Last year, the Internet Society organized World IPv6 Day, in order to provide the first global test of the Internet infrastructure changes needed to support the new IPv6 [Internet Protocol, version 6] addressing scheme. The test was conducted on June 8, 2011, and included several major Internet companies, including Google, Yahoo!, Facebook, and Akamai. Some minor glitches occurred, but on the whole the test was reasonably successful. Although the IPv6 changes have been on the Internet standards track for more than a decade, and the reason it is needed is all too clear (the supply of old-style IPv4 addresses is effectively exhausted), uptake of the new standard has been slow.
An article at Ars Technica reports that another IPv6 Day has been scheduled for June 6, 2012. Once again, many of the large Internet services will participate: Google, Microsoft’s Bing, Yahoo!, and Facebook. In addition, several large ISPs are participating this year, including Comcast, Time-Warner Cable, and AT&T, as well as Free Telecom in France, and XS4ALL in the Netherlands.
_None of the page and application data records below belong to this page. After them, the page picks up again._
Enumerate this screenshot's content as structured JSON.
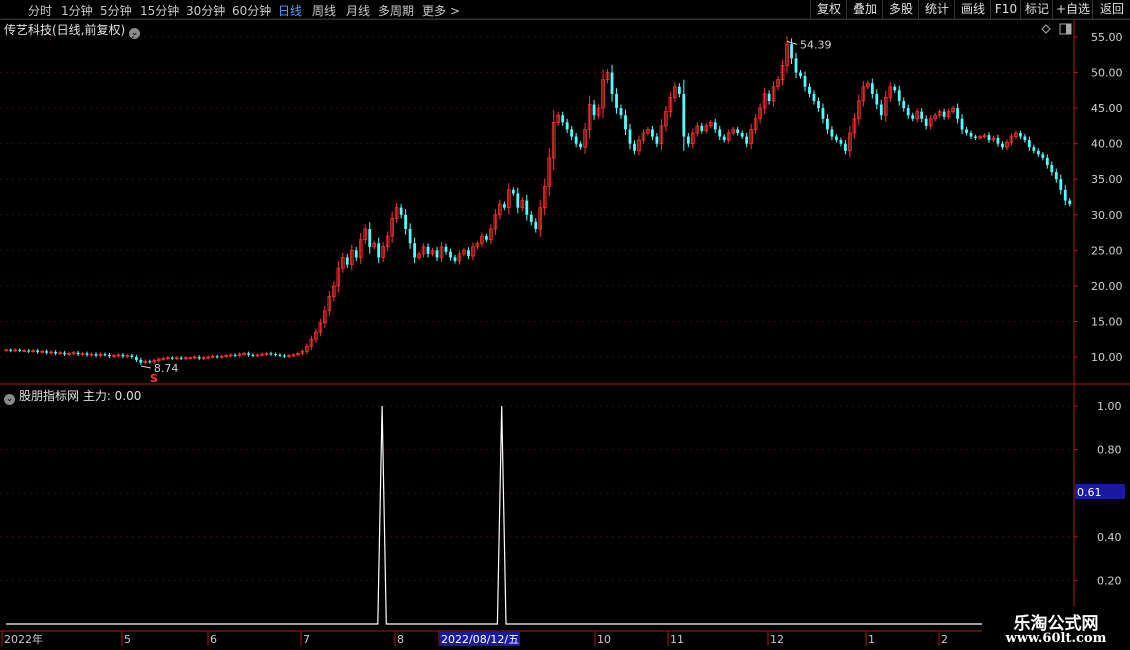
{
  "toolbar": {
    "periods": [
      {
        "label": "分时",
        "active": false
      },
      {
        "label": "1分钟",
        "active": false
      },
      {
        "label": "5分钟",
        "active": false
      },
      {
        "label": "15分钟",
        "active": false
      },
      {
        "label": "30分钟",
        "active": false
      },
      {
        "label": "60分钟",
        "active": false
      },
      {
        "label": "日线",
        "active": true
      },
      {
        "label": "周线",
        "active": false
      },
      {
        "label": "月线",
        "active": false
      },
      {
        "label": "多周期",
        "active": false
      },
      {
        "label": "更多 >",
        "active": false
      }
    ],
    "tools": [
      "复权",
      "叠加",
      "多股",
      "统计",
      "画线",
      "F10",
      "标记",
      "+自选",
      "返回"
    ]
  },
  "stock": {
    "title": "传艺科技(日线,前复权)",
    "high_label": "54.39",
    "low_label": "8.74",
    "price_axis": [
      "55.00",
      "50.00",
      "45.00",
      "40.00",
      "35.00",
      "30.00",
      "25.00",
      "20.00",
      "15.00",
      "10.00"
    ],
    "marker": "S"
  },
  "indicator": {
    "title": "股朋指标网 主力: 0.00",
    "axis": [
      "1.00",
      "0.80",
      "0.60",
      "0.40",
      "0.20"
    ],
    "current_value": "0.61"
  },
  "time_axis": {
    "labels": [
      "2022年",
      "5",
      "6",
      "7",
      "8",
      "2022/08/12/五",
      "10",
      "11",
      "12",
      "1",
      "2"
    ],
    "highlight": "2022/08/12/五"
  },
  "colors": {
    "up": "#ff3232",
    "down": "#54ffff",
    "axis": "#b01818",
    "grid": "#3a0a0a",
    "active": "#4fa3ff",
    "highlight_bg": "#1a1aa0"
  },
  "watermark": {
    "line1": "乐淘公式网",
    "line2": "www.60lt.com"
  },
  "chart_data": [
    {
      "type": "candlestick",
      "title": "传艺科技(日线,前复权)",
      "ylim": [
        7,
        57
      ],
      "x_labels": [
        "2022年",
        "5",
        "6",
        "7",
        "8",
        "2022/08/12/五",
        "10",
        "11",
        "12",
        "1",
        "2"
      ],
      "close": [
        11.0,
        10.9,
        11.0,
        10.9,
        10.9,
        10.8,
        10.9,
        10.7,
        10.8,
        10.6,
        10.7,
        10.5,
        10.6,
        10.4,
        10.5,
        10.6,
        10.4,
        10.5,
        10.3,
        10.4,
        10.2,
        10.4,
        10.3,
        10.1,
        10.2,
        10.3,
        10.1,
        10.2,
        10.0,
        9.6,
        9.2,
        9.4,
        9.3,
        9.5,
        9.7,
        9.8,
        9.9,
        9.8,
        9.9,
        9.8,
        9.9,
        9.9,
        10.0,
        9.8,
        9.9,
        10.0,
        10.1,
        10.0,
        10.1,
        10.2,
        10.3,
        10.2,
        10.4,
        10.5,
        10.3,
        10.2,
        10.3,
        10.4,
        10.5,
        10.4,
        10.3,
        10.2,
        10.1,
        10.2,
        10.3,
        10.5,
        10.8,
        11.5,
        12.5,
        13.5,
        14.8,
        16.5,
        18.5,
        20.0,
        22.5,
        24.0,
        23.0,
        25.0,
        24.0,
        26.5,
        28.0,
        25.5,
        26.0,
        24.0,
        25.5,
        27.0,
        29.5,
        31.0,
        30.0,
        28.0,
        26.0,
        24.0,
        24.5,
        25.5,
        24.5,
        25.0,
        24.0,
        25.5,
        24.8,
        24.0,
        23.5,
        24.5,
        25.0,
        24.2,
        25.5,
        26.0,
        27.0,
        26.5,
        28.0,
        30.0,
        31.5,
        31.0,
        33.5,
        33.0,
        31.0,
        32.0,
        30.0,
        29.0,
        28.0,
        31.0,
        34.0,
        38.0,
        43.0,
        44.0,
        43.0,
        42.0,
        41.0,
        40.0,
        39.5,
        42.0,
        45.5,
        44.0,
        45.0,
        49.0,
        50.0,
        47.0,
        45.0,
        44.0,
        42.0,
        40.0,
        39.0,
        40.5,
        41.5,
        42.0,
        41.0,
        40.0,
        42.5,
        44.5,
        46.5,
        48.0,
        47.0,
        41.0,
        40.0,
        41.5,
        42.5,
        41.8,
        42.5,
        43.0,
        42.0,
        41.0,
        40.5,
        41.5,
        42.0,
        41.5,
        41.0,
        40.0,
        42.0,
        43.5,
        45.0,
        47.0,
        46.0,
        48.0,
        49.0,
        51.0,
        54.0,
        52.0,
        50.0,
        49.5,
        48.0,
        47.0,
        46.0,
        45.0,
        43.5,
        42.0,
        41.0,
        40.5,
        40.0,
        39.0,
        41.5,
        43.5,
        46.0,
        48.0,
        48.5,
        47.0,
        45.5,
        44.0,
        46.5,
        48.0,
        47.5,
        46.0,
        45.0,
        44.0,
        43.5,
        44.5,
        43.5,
        42.5,
        43.5,
        44.0,
        44.5,
        43.8,
        44.5,
        45.0,
        43.5,
        42.0,
        41.5,
        41.0,
        40.8,
        41.0,
        41.2,
        40.5,
        40.8,
        40.0,
        39.5,
        40.2,
        41.0,
        41.5,
        41.0,
        40.5,
        39.5,
        39.0,
        38.5,
        38.0,
        37.0,
        36.0,
        35.0,
        33.5,
        32.0,
        31.5
      ],
      "extremes": {
        "high": 54.39,
        "low": 8.74
      }
    },
    {
      "type": "line",
      "title": "股朋指标网 主力: 0.00",
      "ylim": [
        0,
        1.05
      ],
      "values": [
        0,
        0,
        0,
        0,
        0,
        0,
        0,
        0,
        0,
        0,
        0,
        0,
        0,
        0,
        0,
        0,
        0,
        0,
        0,
        0,
        0,
        0,
        0,
        0,
        0,
        0,
        0,
        0,
        0,
        0,
        0,
        0,
        0,
        0,
        0,
        0,
        0,
        0,
        0,
        0,
        0,
        0,
        0,
        0,
        0,
        0,
        0,
        0,
        0,
        0,
        0,
        0,
        0,
        0,
        0,
        0,
        0,
        0,
        0,
        0,
        0,
        0,
        0,
        0,
        0,
        0,
        0,
        0,
        0,
        0,
        0,
        0,
        0,
        0,
        0,
        0,
        0,
        0,
        0,
        0,
        0,
        0,
        0,
        0,
        0,
        0,
        0,
        0,
        1,
        0,
        0,
        0,
        0,
        0,
        0,
        0,
        0,
        0,
        0,
        0,
        0,
        0,
        0,
        0,
        0,
        0,
        0,
        0,
        0,
        0,
        0,
        0,
        0,
        0,
        0,
        0,
        1,
        0,
        0,
        0,
        0,
        0,
        0,
        0,
        0,
        0,
        0,
        0,
        0,
        0,
        0,
        0,
        0,
        0,
        0,
        0,
        0,
        0,
        0,
        0,
        0,
        0,
        0,
        0,
        0,
        0,
        0,
        0,
        0,
        0,
        0,
        0,
        0,
        0,
        0,
        0,
        0,
        0,
        0,
        0,
        0,
        0,
        0,
        0,
        0,
        0,
        0,
        0,
        0,
        0,
        0,
        0,
        0,
        0,
        0,
        0,
        0,
        0,
        0,
        0,
        0,
        0,
        0,
        0,
        0,
        0,
        0,
        0,
        0,
        0,
        0,
        0,
        0,
        0,
        0,
        0,
        0,
        0,
        0,
        0,
        0,
        0,
        0,
        0,
        0,
        0,
        0,
        0,
        0,
        0,
        0,
        0,
        0,
        0,
        0,
        0,
        0,
        0,
        0,
        0,
        0,
        0,
        0,
        0,
        0,
        0,
        0,
        0,
        0,
        0,
        0,
        0,
        0,
        0,
        0,
        0,
        0,
        0,
        0,
        0,
        0,
        0,
        0,
        0,
        0,
        0,
        0,
        0,
        0,
        0
      ],
      "axis": [
        "1.00",
        "0.80",
        "0.60",
        "0.40",
        "0.20"
      ],
      "current_value": 0.61
    }
  ]
}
Cisco/Linsys and D-Link will also begin enabling IPv6 by default in their home routers. But the most important difference in World IPv6 Launch is that, this time, it’s not just a test. The participants will permanently enable IPv6 for their sites and networks.
There will, inevitably, be some configuration errors and other problems that will surface once IPv6 connectivity is being used on an ongoing basis. But forcing the issue is probably the only realistic way to get people to change. And, as Ars points out, the Web itself, and the HTTP protocol, are relatively tolerant of a mixed environment; other services, however, such as Skype, really need to move to IPv6, but have not done much so far. So there will probably be some inconveniences along the way, but there really is no practical alternative to making the change.